The Triangle of Peace
Shimon Peres, a former prime minister of Israel and Nobel peace laureate, recently resigned from the Labor Party, which he helped found, to join Israeli Prime Minister Ariel Sharon, who has also left his Likud Party, to build a new centrist party to promote peace—Kadima (Forward).
Jerusalem — The world is never short of conflicts. As one conflict is resolved, another—sometimes deeper and more virulent—emerges.
The Israeli-Palestinian conflict has dominated the international agenda for decades. It was a national conflict, in a national age. Now it is receding.
A majority of Israelis and Palestinians, supported by the international community, agree on the contours of the conflict’s resolution. It would include a peaceful Palestinian state side by side the state of Israel. By withdrawing from Gaza this summer, Israel took a big step for peace. These very days both our political systems are in the midst of major realignment and upheaval. In a few months, we may be in a position where both sides will have democratically elected governments that are both pro-peace and have the political power to carry out their intentions.
As this national conflict appears to be heading toward solution, a wider, more troubling conflict is gaining force on the global stage: the conflict between fundamentalist Islam and the modern world. It is a religious conflict, but not between religions, but within a religion—between its reactionary and modernizing forces. It is a conflict driven by the fear that the modern age will destroy Islam. It is this fear that breads the scourge of terror. Terrorists seek to destroy that which they fear will destroy them.
But they need not fear. There is no inherent contradiction between Islam and modernity. Turkey has shown it is possible to be both Muslim and modern. The Gulf countries have shown that Islam need not impede economic development. Courageous Muslim women around the world are living proof that Islam need not stand in the way of the liberation of women.
Our world is no longer divided between East and West, North and South. It is divided between terror and anti-terror, reaction and modernity, war and peace. Victory will side with modernizing forces whose path will be forged by economic development. Economics won the Cold War. Economics, the weapon of mass development, will win the War on Terror. China, India, South Korea, Japan, Europe and Latin America have been transformed by it; Africa and the Middle East have begun.
Global companies helped break down the walls of fear that brought about the end of the Cold War. They should again work to break down the walls of fear that feed global terror. Global companies operate in a global world, utilizing its opportunities, suffering from its threats. Global companies of the information age prosper wherever there is peace, openness and room for creativity.
Global companies can also become private proponents of global peace. As the bearers of economic development and modernity, their value comes from innovation, rather than exploitation. National governments are limited to operating within their borders. Politics compels them to focus on national and domestic considerations. Global companies are private and free to bring their investments to countries and regions with safe environments, an educated workforce and responsible governments. Governments eager to attract companies’ funding and knowledge are forced to improve security, open their societies, liberate their women and educate their young.
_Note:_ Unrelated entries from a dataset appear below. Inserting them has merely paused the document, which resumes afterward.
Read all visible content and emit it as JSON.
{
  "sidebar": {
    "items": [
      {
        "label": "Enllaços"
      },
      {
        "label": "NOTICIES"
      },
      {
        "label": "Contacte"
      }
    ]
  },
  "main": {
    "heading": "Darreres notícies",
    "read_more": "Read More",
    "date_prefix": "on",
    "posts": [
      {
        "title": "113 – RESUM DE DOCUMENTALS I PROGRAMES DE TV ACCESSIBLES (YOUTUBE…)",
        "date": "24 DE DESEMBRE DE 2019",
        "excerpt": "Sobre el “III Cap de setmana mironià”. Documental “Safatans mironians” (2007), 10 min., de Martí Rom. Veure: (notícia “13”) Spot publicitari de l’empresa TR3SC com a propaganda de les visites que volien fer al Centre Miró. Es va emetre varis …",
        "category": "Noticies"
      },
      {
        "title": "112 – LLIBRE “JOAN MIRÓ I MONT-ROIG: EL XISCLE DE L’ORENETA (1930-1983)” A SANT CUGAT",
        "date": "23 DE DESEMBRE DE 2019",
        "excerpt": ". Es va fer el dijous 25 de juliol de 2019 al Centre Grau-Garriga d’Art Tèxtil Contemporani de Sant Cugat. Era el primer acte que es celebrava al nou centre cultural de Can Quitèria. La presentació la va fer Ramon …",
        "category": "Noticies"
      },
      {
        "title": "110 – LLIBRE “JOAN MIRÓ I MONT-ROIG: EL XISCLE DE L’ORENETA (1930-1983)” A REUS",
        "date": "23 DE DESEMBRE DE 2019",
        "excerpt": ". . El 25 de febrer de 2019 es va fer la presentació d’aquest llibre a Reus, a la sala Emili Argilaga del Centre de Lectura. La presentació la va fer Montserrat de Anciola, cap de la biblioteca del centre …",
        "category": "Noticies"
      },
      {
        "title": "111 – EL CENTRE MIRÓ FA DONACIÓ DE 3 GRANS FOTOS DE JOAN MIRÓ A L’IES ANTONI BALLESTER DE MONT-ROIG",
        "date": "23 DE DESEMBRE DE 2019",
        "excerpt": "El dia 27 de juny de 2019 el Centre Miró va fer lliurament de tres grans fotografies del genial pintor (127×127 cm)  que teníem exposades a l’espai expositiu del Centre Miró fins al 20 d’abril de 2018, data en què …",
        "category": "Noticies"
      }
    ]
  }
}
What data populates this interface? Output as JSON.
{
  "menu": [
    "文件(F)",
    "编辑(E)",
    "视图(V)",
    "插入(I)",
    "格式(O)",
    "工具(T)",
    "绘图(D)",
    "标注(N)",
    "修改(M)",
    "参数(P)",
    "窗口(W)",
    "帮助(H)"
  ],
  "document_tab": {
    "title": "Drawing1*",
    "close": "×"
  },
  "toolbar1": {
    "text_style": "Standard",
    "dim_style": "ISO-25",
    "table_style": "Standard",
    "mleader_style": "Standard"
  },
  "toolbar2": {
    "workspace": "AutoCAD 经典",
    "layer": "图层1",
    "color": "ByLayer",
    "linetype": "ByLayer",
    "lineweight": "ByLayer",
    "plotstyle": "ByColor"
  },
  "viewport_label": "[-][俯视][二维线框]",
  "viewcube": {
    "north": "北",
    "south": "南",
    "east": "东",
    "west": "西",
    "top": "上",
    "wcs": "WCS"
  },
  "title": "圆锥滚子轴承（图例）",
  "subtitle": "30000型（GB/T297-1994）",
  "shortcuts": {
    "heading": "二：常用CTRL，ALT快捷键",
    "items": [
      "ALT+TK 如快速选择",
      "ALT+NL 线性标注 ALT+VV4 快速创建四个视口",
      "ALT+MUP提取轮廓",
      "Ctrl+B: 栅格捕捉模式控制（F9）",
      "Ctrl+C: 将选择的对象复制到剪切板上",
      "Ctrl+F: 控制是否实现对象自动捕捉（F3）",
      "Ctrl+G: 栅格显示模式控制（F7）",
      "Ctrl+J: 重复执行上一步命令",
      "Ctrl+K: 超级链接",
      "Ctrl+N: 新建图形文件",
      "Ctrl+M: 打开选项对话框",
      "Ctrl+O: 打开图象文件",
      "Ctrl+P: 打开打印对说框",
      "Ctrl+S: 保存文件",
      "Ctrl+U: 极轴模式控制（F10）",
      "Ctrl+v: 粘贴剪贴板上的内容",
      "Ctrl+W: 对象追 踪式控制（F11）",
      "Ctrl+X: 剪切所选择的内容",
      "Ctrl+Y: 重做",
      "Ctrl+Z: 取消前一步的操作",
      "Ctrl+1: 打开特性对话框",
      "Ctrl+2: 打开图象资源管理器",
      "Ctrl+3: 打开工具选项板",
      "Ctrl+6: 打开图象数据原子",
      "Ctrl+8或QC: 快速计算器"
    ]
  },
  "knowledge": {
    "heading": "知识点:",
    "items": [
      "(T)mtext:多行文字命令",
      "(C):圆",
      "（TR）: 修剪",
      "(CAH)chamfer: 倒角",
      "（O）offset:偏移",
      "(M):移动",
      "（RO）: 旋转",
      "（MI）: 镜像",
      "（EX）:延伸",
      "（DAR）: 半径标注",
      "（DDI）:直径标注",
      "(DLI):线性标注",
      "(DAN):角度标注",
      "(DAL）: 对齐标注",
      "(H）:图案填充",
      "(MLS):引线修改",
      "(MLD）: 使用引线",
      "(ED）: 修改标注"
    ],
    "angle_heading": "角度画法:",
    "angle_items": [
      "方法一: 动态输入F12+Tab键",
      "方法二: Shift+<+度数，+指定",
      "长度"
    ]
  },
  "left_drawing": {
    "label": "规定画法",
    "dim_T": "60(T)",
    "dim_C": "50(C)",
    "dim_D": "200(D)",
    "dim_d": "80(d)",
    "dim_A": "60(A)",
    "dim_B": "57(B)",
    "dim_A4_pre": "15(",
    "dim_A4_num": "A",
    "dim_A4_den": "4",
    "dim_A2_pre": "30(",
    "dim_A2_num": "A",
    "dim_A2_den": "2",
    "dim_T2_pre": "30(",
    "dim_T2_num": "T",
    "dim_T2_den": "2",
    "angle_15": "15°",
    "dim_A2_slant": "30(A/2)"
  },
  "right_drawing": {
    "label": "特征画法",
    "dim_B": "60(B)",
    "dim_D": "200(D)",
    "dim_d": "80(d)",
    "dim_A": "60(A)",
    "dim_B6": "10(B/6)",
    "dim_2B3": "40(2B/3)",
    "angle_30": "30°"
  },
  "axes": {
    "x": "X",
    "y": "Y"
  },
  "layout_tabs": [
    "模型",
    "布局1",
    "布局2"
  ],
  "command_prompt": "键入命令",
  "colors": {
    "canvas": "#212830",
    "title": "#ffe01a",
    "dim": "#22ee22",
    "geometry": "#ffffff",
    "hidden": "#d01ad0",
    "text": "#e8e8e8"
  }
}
Privatization of economies around the world has created more wealth and opportunity. It is time to privatize peace. The $9 billion pledged by the G-8 for Palestinian development over the next three years should be utilized to encourage private companies to establish operations in Gaza and the West Bank, matching investments dollar per dollar, thus doubling the available funds. Insurance could secure private investments against security threats. Global companies may bring hope where there is now the fear that breeds terror, and help bring peace to the Middle East.
Economics could also bring about a new triangle for peace, comprising Israel, Jordan and the Palestinians. Each would be nationally independent but could cooperate economically. Joint regional ventures such as a water canal between the Red Sea and the Dead Sea, tourism development, desalination and clean energy plants, a joint airport and regional railway grids could be considered.
The European Union, which has done so much to put economics in the service of peace and prosperity, may offer these countries the prospect of entry or a special status. They could become affiliated members of NATO as it transforms its platform to fight terror. The United States could provide a security umbrella to shield the region from the Iranian threat.
This triangle, like Europe itself, may one day become a symbol of a national conflict, transformed by the power of economics, into a zone of peace.